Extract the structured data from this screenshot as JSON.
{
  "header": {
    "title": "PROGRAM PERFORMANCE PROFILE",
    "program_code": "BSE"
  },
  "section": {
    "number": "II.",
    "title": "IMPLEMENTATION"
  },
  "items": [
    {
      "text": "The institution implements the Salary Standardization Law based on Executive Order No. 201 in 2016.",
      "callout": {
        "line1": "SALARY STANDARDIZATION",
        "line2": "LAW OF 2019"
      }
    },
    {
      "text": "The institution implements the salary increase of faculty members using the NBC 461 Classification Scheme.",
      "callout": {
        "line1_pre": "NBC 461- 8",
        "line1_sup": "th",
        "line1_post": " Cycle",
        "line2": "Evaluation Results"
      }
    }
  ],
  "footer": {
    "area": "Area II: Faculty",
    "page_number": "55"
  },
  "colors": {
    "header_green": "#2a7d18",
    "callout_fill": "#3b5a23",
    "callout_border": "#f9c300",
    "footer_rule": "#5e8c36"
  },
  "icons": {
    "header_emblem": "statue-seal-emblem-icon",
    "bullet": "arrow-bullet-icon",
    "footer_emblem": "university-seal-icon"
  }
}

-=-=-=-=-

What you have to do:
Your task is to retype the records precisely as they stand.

Answer for the task:
Extract the structured data from this screenshot as JSON.
{
  "header": {
    "title": "PROGRAM PERFORMANCE PROFILE",
    "program_code": "BSE"
  },
  "section": {
    "number": "II.",
    "title": "IMPLEMENTATION"
  },
  "items": [
    {
      "text": "The institution implements the Salary Standardization Law based on Executive Order No. 201 in 2016.",
      "callout": {
        "line1": "SALARY STANDARDIZATION",
        "line2": "LAW OF 2019"
      }
    },
    {
      "text": "The institution implements the salary increase of faculty members using the NBC 461 Classification Scheme.",
      "callout": {
        "line1_pre": "NBC 461- 8",
        "line1_sup": "th",
        "line1_post": " Cycle",
        "line2": "Evaluation Results"
      }
    }
  ],
  "footer": {
    "area": "Area II: Faculty",
    "page_number": "55"
  },
  "colors": {
    "header_green": "#2a7d18",
    "callout_fill": "#3b5a23",
    "callout_border": "#f9c300",
    "footer_rule": "#5e8c36"
  },
  "icons": {
    "header_emblem": "statue-seal-emblem-icon",
    "bullet": "arrow-bullet-icon",
    "footer_emblem": "university-seal-icon"
  }
}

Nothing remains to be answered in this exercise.